On the whole, the second half of the film felt much better executed. The introduction of Roger Jr and Sr, and Noel and Frances now becoming expecting parents, finally gave way to some sentimentality toward the film’s characters. Now, I could sympathise with Frances (which I couldn’t with Maureen), I could (momentarily) hate Noel for bailing on his wife (which I couldn’t with Richard); I could finally say “miskina xi ġralha” and “kemm hu ipokrita!”. The story, the acting, the choice of camera shots, the music, the climax... to me, much of the second hour was a drastic improvement over the first.

I say ‘much of the second hour’ because of the killings that Roger Tabone Sr commits. Both killings seem incredibly illogical, unwarranted and plain stupid. If Roger Sr is such a heartless killer, why not kill Mintoff himself? If Richard wasn’t spotted, why kill him? If the man which his daughter plans to make a family with doesn’t know the whole story, why tell it to him and proceed to kill him? And worst of all, why don’t I feel the least bit sad about Noel’s death? Why do I feel stupefied instead?

Alongside the ending, there were some technical faults throughout the film which were too noticeable for myself to brush off, taking me out of the film’s immersion. To list a few: colour grading didn’t seem to carry over properly between some shots at the beginning; eye movement across the frame was not very well guided; lighting was hit or miss, at times feeling either too theatrical or too lacking on the actors faces; the camera shake in Noel’s nightmares felt very computerised; frame rate issues with certain slowed down footage.

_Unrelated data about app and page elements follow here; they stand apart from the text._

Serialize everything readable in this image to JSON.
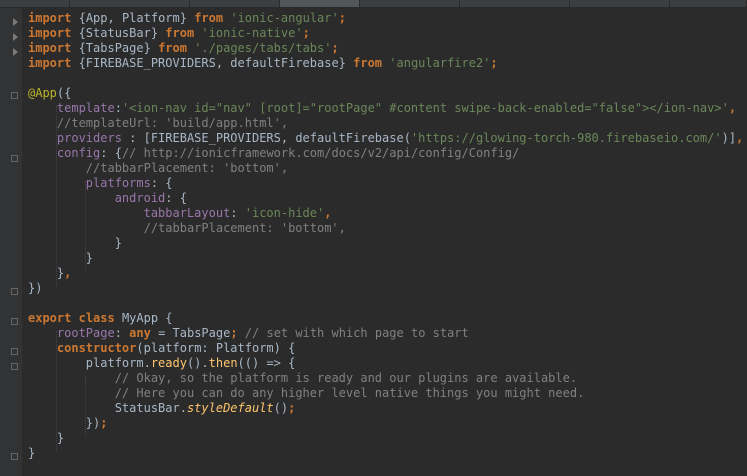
{
  "editor": {
    "lines": [
      {
        "tokens": [
          {
            "t": "import",
            "c": "kw"
          },
          {
            "t": " {",
            "c": ""
          },
          {
            "t": "App",
            "c": ""
          },
          {
            "t": ", ",
            "c": ""
          },
          {
            "t": "Platform",
            "c": ""
          },
          {
            "t": "} ",
            "c": ""
          },
          {
            "t": "from",
            "c": "kw"
          },
          {
            "t": " ",
            "c": ""
          },
          {
            "t": "'ionic-angular'",
            "c": "str"
          },
          {
            "t": ";",
            "c": "kw"
          }
        ]
      },
      {
        "tokens": [
          {
            "t": "import",
            "c": "kw"
          },
          {
            "t": " {StatusBar} ",
            "c": ""
          },
          {
            "t": "from",
            "c": "kw"
          },
          {
            "t": " ",
            "c": ""
          },
          {
            "t": "'ionic-native'",
            "c": "str"
          },
          {
            "t": ";",
            "c": "kw"
          }
        ]
      },
      {
        "tokens": [
          {
            "t": "import",
            "c": "kw"
          },
          {
            "t": " {TabsPage} ",
            "c": ""
          },
          {
            "t": "from",
            "c": "kw"
          },
          {
            "t": " ",
            "c": ""
          },
          {
            "t": "'./pages/tabs/tabs'",
            "c": "str"
          },
          {
            "t": ";",
            "c": "kw"
          }
        ]
      },
      {
        "tokens": [
          {
            "t": "import",
            "c": "kw"
          },
          {
            "t": " {FIREBASE_PROVIDERS, defaultFirebase} ",
            "c": ""
          },
          {
            "t": "from",
            "c": "kw"
          },
          {
            "t": " ",
            "c": ""
          },
          {
            "t": "'angularfire2'",
            "c": "str"
          },
          {
            "t": ";",
            "c": "kw"
          }
        ]
      },
      {
        "tokens": []
      },
      {
        "tokens": [
          {
            "t": "@App",
            "c": "dec"
          },
          {
            "t": "({",
            "c": ""
          }
        ]
      },
      {
        "tokens": [
          {
            "t": "    ",
            "c": ""
          },
          {
            "t": "template",
            "c": "prop"
          },
          {
            "t": ":",
            "c": ""
          },
          {
            "t": "'<ion-nav id=\"nav\" [root]=\"rootPage\" #content swipe-back-enabled=\"false\"></ion-nav>'",
            "c": "str"
          },
          {
            "t": ",",
            "c": "kw"
          }
        ]
      },
      {
        "tokens": [
          {
            "t": "    ",
            "c": ""
          },
          {
            "t": "//templateUrl: 'build/app.html',",
            "c": "cm"
          }
        ]
      },
      {
        "tokens": [
          {
            "t": "    ",
            "c": ""
          },
          {
            "t": "providers",
            "c": "prop"
          },
          {
            "t": " : [FIREBASE_PROVIDERS, defaultFirebase(",
            "c": ""
          },
          {
            "t": "'https://glowing-torch-980.firebaseio.com/'",
            "c": "str"
          },
          {
            "t": ")]",
            "c": ""
          },
          {
            "t": ",",
            "c": "kw"
          }
        ]
      },
      {
        "tokens": [
          {
            "t": "    ",
            "c": ""
          },
          {
            "t": "config",
            "c": "prop"
          },
          {
            "t": ": {",
            "c": ""
          },
          {
            "t": "// http://ionicframework.com/docs/v2/api/config/Config/",
            "c": "cm"
          }
        ]
      },
      {
        "tokens": [
          {
            "t": "        ",
            "c": ""
          },
          {
            "t": "//tabbarPlacement: 'bottom',",
            "c": "cm"
          }
        ]
      },
      {
        "tokens": [
          {
            "t": "        ",
            "c": ""
          },
          {
            "t": "platforms",
            "c": "prop"
          },
          {
            "t": ": {",
            "c": ""
          }
        ]
      },
      {
        "tokens": [
          {
            "t": "            ",
            "c": ""
          },
          {
            "t": "android",
            "c": "prop"
          },
          {
            "t": ": {",
            "c": ""
          }
        ]
      },
      {
        "tokens": [
          {
            "t": "                ",
            "c": ""
          },
          {
            "t": "tabbarLayout",
            "c": "prop"
          },
          {
            "t": ": ",
            "c": ""
          },
          {
            "t": "'icon-hide'",
            "c": "str"
          },
          {
            "t": ",",
            "c": "kw"
          }
        ]
      },
      {
        "tokens": [
          {
            "t": "                ",
            "c": ""
          },
          {
            "t": "//tabbarPlacement: 'bottom',",
            "c": "cm"
          }
        ]
      },
      {
        "tokens": [
          {
            "t": "            }",
            "c": ""
          }
        ]
      },
      {
        "tokens": [
          {
            "t": "        }",
            "c": ""
          }
        ]
      },
      {
        "tokens": [
          {
            "t": "    }",
            "c": ""
          },
          {
            "t": ",",
            "c": "kw"
          }
        ]
      },
      {
        "tokens": [
          {
            "t": "})",
            "c": ""
          }
        ]
      },
      {
        "tokens": []
      },
      {
        "tokens": [
          {
            "t": "export",
            "c": "kw"
          },
          {
            "t": " ",
            "c": ""
          },
          {
            "t": "class",
            "c": "kw"
          },
          {
            "t": " MyApp {",
            "c": ""
          }
        ]
      },
      {
        "tokens": [
          {
            "t": "    ",
            "c": ""
          },
          {
            "t": "rootPage",
            "c": "prop"
          },
          {
            "t": ": ",
            "c": ""
          },
          {
            "t": "any",
            "c": "kw"
          },
          {
            "t": " = TabsPage",
            "c": ""
          },
          {
            "t": ";",
            "c": "kw"
          },
          {
            "t": " ",
            "c": ""
          },
          {
            "t": "// set with which page to start",
            "c": "cm"
          }
        ]
      },
      {
        "tokens": [
          {
            "t": "    ",
            "c": ""
          },
          {
            "t": "constructor",
            "c": "kw"
          },
          {
            "t": "(platform: Platform) {",
            "c": ""
          }
        ]
      },
      {
        "tokens": [
          {
            "t": "        platform.",
            "c": ""
          },
          {
            "t": "ready",
            "c": "fn"
          },
          {
            "t": "().",
            "c": ""
          },
          {
            "t": "then",
            "c": "fn"
          },
          {
            "t": "(() => {",
            "c": ""
          }
        ]
      },
      {
        "tokens": [
          {
            "t": "            ",
            "c": ""
          },
          {
            "t": "// Okay, so the platform is ready and our plugins are available.",
            "c": "cm"
          }
        ]
      },
      {
        "tokens": [
          {
            "t": "            ",
            "c": ""
          },
          {
            "t": "// Here you can do any higher level native things you might need.",
            "c": "cm"
          }
        ]
      },
      {
        "tokens": [
          {
            "t": "            StatusBar.",
            "c": ""
          },
          {
            "t": "styleDefault",
            "c": "fn it"
          },
          {
            "t": "()",
            "c": ""
          },
          {
            "t": ";",
            "c": "kw"
          }
        ]
      },
      {
        "tokens": [
          {
            "t": "        })",
            "c": ""
          },
          {
            "t": ";",
            "c": "kw"
          }
        ]
      },
      {
        "tokens": [
          {
            "t": "    }",
            "c": ""
          }
        ]
      },
      {
        "tokens": [
          {
            "t": "}",
            "c": ""
          }
        ]
      }
    ]
  }
}
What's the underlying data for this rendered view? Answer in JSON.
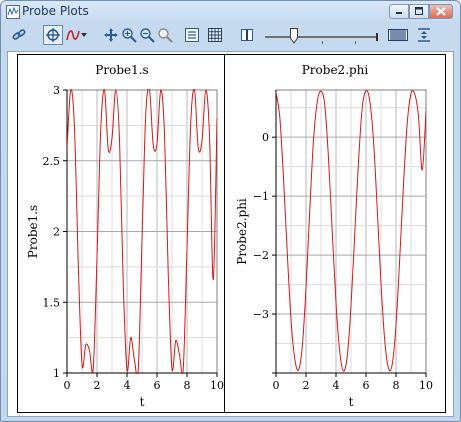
{
  "window": {
    "title": "Probe Plots"
  },
  "toolbar": {
    "icons": [
      "link-icon",
      "crosshair-select-icon",
      "curve-style-icon",
      "dropdown-arrow-icon",
      "pan-icon",
      "zoom-in-icon",
      "zoom-out-icon",
      "zoom-fit-icon",
      "data-list-icon",
      "grid-icon",
      "cursor-line-icon",
      "timeline-slider",
      "resolution-icon",
      "fit-vertical-icon"
    ],
    "slider_position": 0.25
  },
  "colors": {
    "curve": "#d31717",
    "grid": "#dcdcdc",
    "window_frame": "#c3d8ee",
    "title_text": "#1e395b"
  },
  "plots": [
    {
      "title": "Probe1.s",
      "xlabel": "t",
      "ylabel": "Probe1.s"
    },
    {
      "title": "Probe2.phi",
      "xlabel": "t",
      "ylabel": "Probe2.phi"
    }
  ],
  "chart_data": [
    {
      "type": "line",
      "title": "Probe1.s",
      "xlabel": "t",
      "ylabel": "Probe1.s",
      "xlim": [
        0,
        10
      ],
      "ylim": [
        1,
        3
      ],
      "xticks": [
        0,
        2,
        4,
        6,
        8,
        10
      ],
      "yticks": [
        1,
        1.5,
        2,
        2.5,
        3
      ],
      "ytick_labels": [
        "1",
        "1.5",
        "2",
        "2.5",
        "3"
      ],
      "grid": true,
      "series": [
        {
          "color": "#d31717",
          "x": [
            0,
            0.25,
            0.5,
            0.75,
            1.0,
            1.25,
            1.5,
            1.75,
            2.0,
            2.25,
            2.5,
            2.75,
            3.0,
            3.25,
            3.5,
            3.75,
            4.0,
            4.25,
            4.5,
            4.75,
            5.0,
            5.25,
            5.5,
            5.75,
            6.0,
            6.25,
            6.5,
            6.75,
            7.0,
            7.25,
            7.5,
            7.75,
            8.0,
            8.25,
            8.5,
            8.75,
            9.0,
            9.25,
            9.5,
            9.75,
            10.0
          ],
          "y": [
            2.59,
            3.0,
            2.73,
            1.78,
            1.06,
            1.2,
            1.16,
            1.03,
            1.82,
            2.72,
            3.0,
            2.58,
            2.66,
            3.0,
            2.65,
            1.63,
            1.02,
            1.25,
            1.09,
            1.02,
            1.94,
            2.83,
            3.0,
            2.61,
            2.62,
            3.0,
            2.69,
            1.7,
            1.03,
            1.23,
            1.13,
            1.03,
            1.88,
            2.77,
            3.0,
            2.59,
            2.64,
            3.0,
            2.68,
            1.66,
            2.8
          ]
        }
      ]
    },
    {
      "type": "line",
      "title": "Probe2.phi",
      "xlabel": "t",
      "ylabel": "Probe2.phi",
      "xlim": [
        0,
        10
      ],
      "ylim": [
        -4,
        0.8
      ],
      "xticks": [
        0,
        2,
        4,
        6,
        8,
        10
      ],
      "yticks": [
        0,
        -1,
        -2,
        -3
      ],
      "ytick_labels": [
        "0",
        "−1",
        "−2",
        "−3"
      ],
      "grid": true,
      "series": [
        {
          "color": "#d31717",
          "x": [
            0,
            0.25,
            0.5,
            0.75,
            1.0,
            1.25,
            1.5,
            1.75,
            2.0,
            2.25,
            2.5,
            2.75,
            3.0,
            3.25,
            3.5,
            3.75,
            4.0,
            4.25,
            4.5,
            4.75,
            5.0,
            5.25,
            5.5,
            5.75,
            6.0,
            6.25,
            6.5,
            6.75,
            7.0,
            7.25,
            7.5,
            7.75,
            8.0,
            8.25,
            8.5,
            8.75,
            9.0,
            9.25,
            9.5,
            9.75,
            10.0
          ],
          "y": [
            0.76,
            0.35,
            -0.69,
            -1.96,
            -3.09,
            -3.76,
            -3.95,
            -3.55,
            -2.56,
            -1.24,
            -0.05,
            0.6,
            0.78,
            0.55,
            -0.36,
            -1.6,
            -2.81,
            -3.64,
            -3.97,
            -3.71,
            -2.86,
            -1.64,
            -0.41,
            0.5,
            0.79,
            0.62,
            -0.06,
            -1.22,
            -2.48,
            -3.45,
            -3.92,
            -3.85,
            -3.19,
            -2.05,
            -0.8,
            0.24,
            0.74,
            0.73,
            0.35,
            -0.56,
            0.45
          ]
        }
      ]
    }
  ]
}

Coming to the end of this lengthy review, I believe that the unsung hero of this film is its production designer, who (to the best of my knowledge) is Francesca Mercieca. The film’s set design, and more notably, its props, were as close to perfection as a film with a 250k budget can ever really get. Props also need to go to whoever’s responsible for the film’s poster design; in my eyes, it’s the most beautiful Maltese film poster to date. And, naturally, to the rest of the cast and crew involved. ❤